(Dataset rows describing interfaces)
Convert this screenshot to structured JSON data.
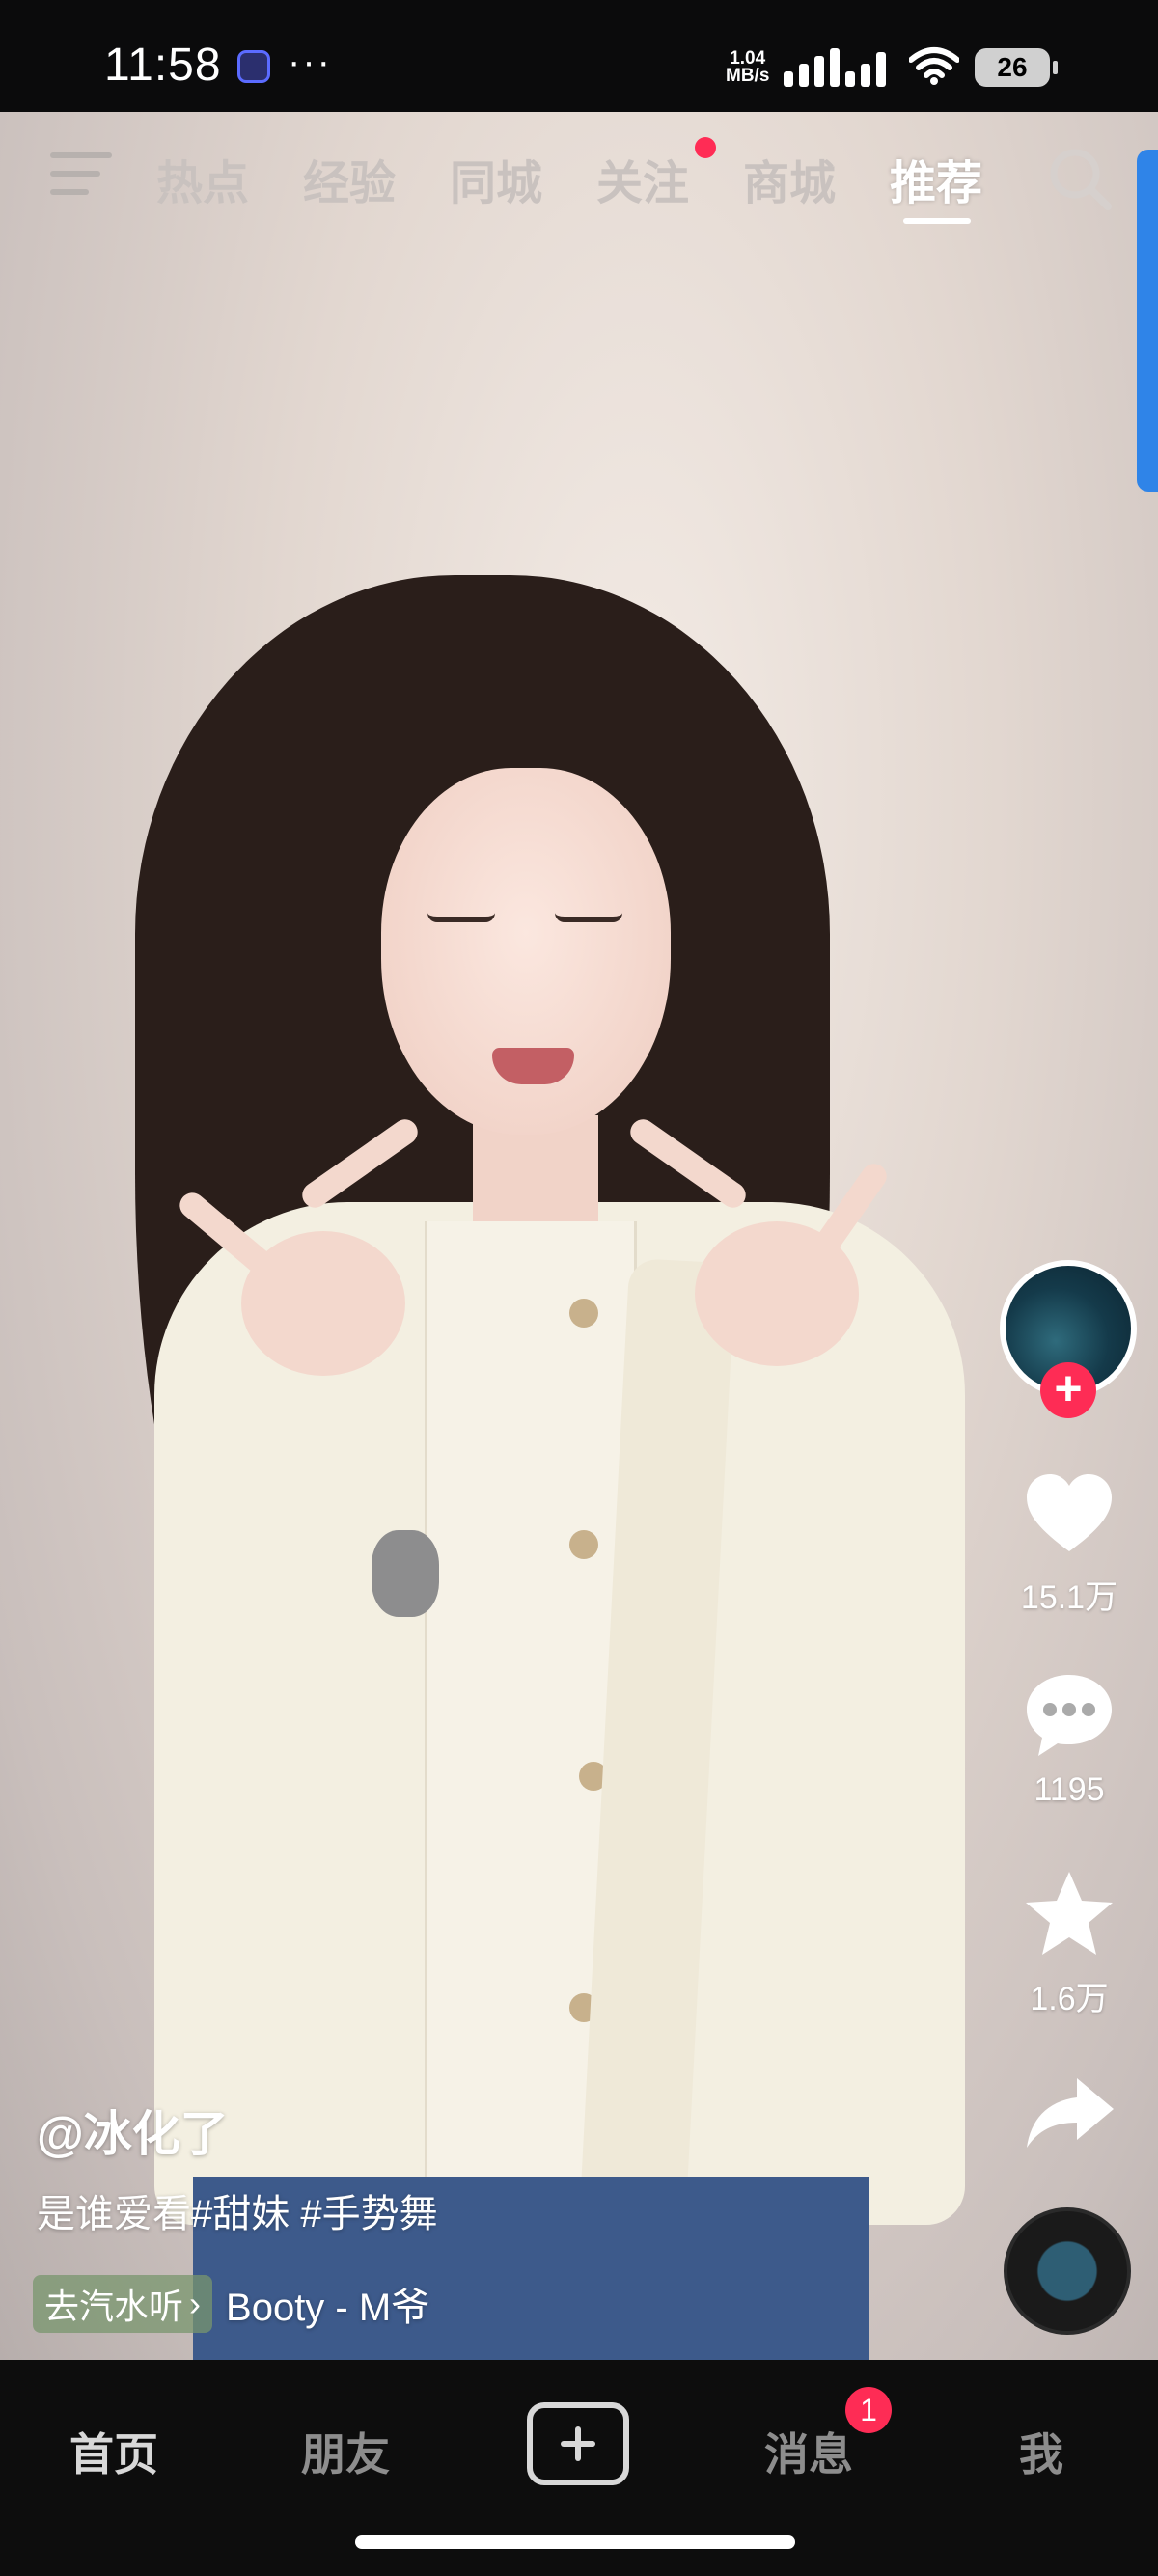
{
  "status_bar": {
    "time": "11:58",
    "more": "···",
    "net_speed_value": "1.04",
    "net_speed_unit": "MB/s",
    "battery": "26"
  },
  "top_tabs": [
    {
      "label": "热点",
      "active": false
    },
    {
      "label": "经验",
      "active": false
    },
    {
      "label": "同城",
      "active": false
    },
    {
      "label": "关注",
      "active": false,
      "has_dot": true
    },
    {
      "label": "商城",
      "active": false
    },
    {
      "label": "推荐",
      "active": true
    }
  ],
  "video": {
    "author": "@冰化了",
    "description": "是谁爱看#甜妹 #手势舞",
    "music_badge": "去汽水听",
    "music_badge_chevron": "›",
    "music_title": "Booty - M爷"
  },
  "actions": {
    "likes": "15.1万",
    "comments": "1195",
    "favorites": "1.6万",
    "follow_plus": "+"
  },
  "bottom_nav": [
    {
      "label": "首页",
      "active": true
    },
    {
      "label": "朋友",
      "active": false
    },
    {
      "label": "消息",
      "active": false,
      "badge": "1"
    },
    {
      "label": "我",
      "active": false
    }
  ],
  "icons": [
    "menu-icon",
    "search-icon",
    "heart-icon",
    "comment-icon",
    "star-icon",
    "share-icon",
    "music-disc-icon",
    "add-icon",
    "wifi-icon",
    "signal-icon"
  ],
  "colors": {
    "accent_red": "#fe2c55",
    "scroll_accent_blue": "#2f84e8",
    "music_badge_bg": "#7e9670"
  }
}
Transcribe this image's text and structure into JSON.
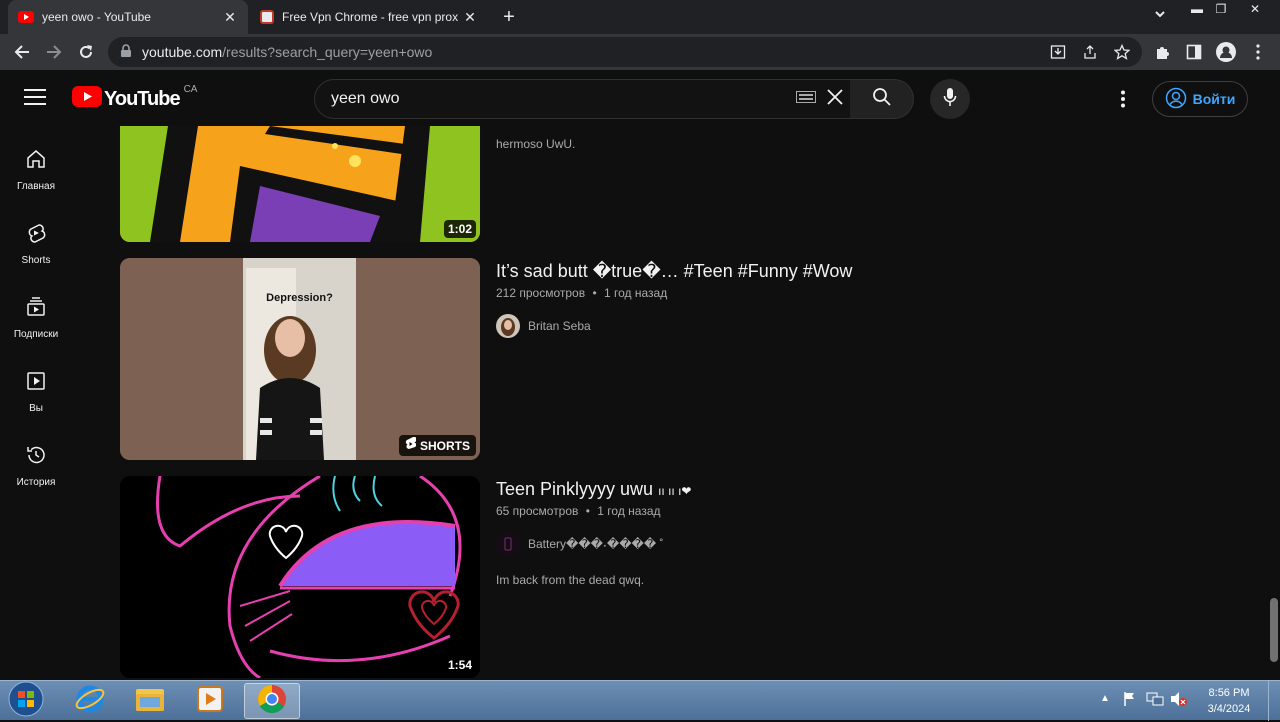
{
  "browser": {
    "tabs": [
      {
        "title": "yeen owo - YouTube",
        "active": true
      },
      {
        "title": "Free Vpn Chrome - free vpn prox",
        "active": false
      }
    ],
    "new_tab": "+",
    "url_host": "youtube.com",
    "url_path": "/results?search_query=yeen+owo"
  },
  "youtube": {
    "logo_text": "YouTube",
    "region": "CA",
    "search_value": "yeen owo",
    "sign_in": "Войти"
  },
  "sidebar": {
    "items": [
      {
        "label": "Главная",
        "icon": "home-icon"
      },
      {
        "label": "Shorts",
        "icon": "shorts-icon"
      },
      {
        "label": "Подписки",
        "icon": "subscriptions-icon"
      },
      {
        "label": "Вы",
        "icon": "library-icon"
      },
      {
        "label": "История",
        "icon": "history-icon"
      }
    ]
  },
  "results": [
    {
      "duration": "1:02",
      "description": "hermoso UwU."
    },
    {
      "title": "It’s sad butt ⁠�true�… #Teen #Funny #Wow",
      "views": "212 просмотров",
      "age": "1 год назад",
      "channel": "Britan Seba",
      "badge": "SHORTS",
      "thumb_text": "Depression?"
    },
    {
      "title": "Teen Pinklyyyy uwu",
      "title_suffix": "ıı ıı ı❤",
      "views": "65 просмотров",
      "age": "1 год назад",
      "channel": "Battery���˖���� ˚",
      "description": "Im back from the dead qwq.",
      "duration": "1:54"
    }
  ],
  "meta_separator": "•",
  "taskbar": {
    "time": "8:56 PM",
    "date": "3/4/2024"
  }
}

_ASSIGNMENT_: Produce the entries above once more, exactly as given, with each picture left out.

_WRITTEN RESPONSE_:
Convert this screenshot to structured JSON data.
{
  "status_bar": {
    "time": "11:58",
    "more": "···",
    "net_speed_value": "1.04",
    "net_speed_unit": "MB/s",
    "battery": "26"
  },
  "top_tabs": [
    {
      "label": "热点",
      "active": false
    },
    {
      "label": "经验",
      "active": false
    },
    {
      "label": "同城",
      "active": false
    },
    {
      "label": "关注",
      "active": false,
      "has_dot": true
    },
    {
      "label": "商城",
      "active": false
    },
    {
      "label": "推荐",
      "active": true
    }
  ],
  "video": {
    "author": "@冰化了",
    "description": "是谁爱看#甜妹 #手势舞",
    "music_badge": "去汽水听",
    "music_badge_chevron": "›",
    "music_title": "Booty - M爷"
  },
  "actions": {
    "likes": "15.1万",
    "comments": "1195",
    "favorites": "1.6万",
    "follow_plus": "+"
  },
  "bottom_nav": [
    {
      "label": "首页",
      "active": true
    },
    {
      "label": "朋友",
      "active": false
    },
    {
      "label": "消息",
      "active": false,
      "badge": "1"
    },
    {
      "label": "我",
      "active": false
    }
  ],
  "icons": [
    "menu-icon",
    "search-icon",
    "heart-icon",
    "comment-icon",
    "star-icon",
    "share-icon",
    "music-disc-icon",
    "add-icon",
    "wifi-icon",
    "signal-icon"
  ],
  "colors": {
    "accent_red": "#fe2c55",
    "scroll_accent_blue": "#2f84e8",
    "music_badge_bg": "#7e9670"
  }
}
Transcribe this image's text and structure into JSON.
{
  "browser": {
    "tabs": [
      {
        "title": "yeen owo - YouTube",
        "active": true
      },
      {
        "title": "Free Vpn Chrome - free vpn prox",
        "active": false
      }
    ],
    "new_tab": "+",
    "url_host": "youtube.com",
    "url_path": "/results?search_query=yeen+owo"
  },
  "youtube": {
    "logo_text": "YouTube",
    "region": "CA",
    "search_value": "yeen owo",
    "sign_in": "Войти"
  },
  "sidebar": {
    "items": [
      {
        "label": "Главная",
        "icon": "home-icon"
      },
      {
        "label": "Shorts",
        "icon": "shorts-icon"
      },
      {
        "label": "Подписки",
        "icon": "subscriptions-icon"
      },
      {
        "label": "Вы",
        "icon": "library-icon"
      },
      {
        "label": "История",
        "icon": "history-icon"
      }
    ]
  },
  "results": [
    {
      "duration": "1:02",
      "description": "hermoso UwU."
    },
    {
      "title": "It’s sad butt ⁠�true�… #Teen #Funny #Wow",
      "views": "212 просмотров",
      "age": "1 год назад",
      "channel": "Britan Seba",
      "badge": "SHORTS",
      "thumb_text": "Depression?"
    },
    {
      "title": "Teen Pinklyyyy uwu",
      "title_suffix": "ıı ıı ı❤",
      "views": "65 просмотров",
      "age": "1 год назад",
      "channel": "Battery���˖���� ˚",
      "description": "Im back from the dead qwq.",
      "duration": "1:54"
    }
  ],
  "meta_separator": "•",
  "taskbar": {
    "time": "8:56 PM",
    "date": "3/4/2024"
  }
}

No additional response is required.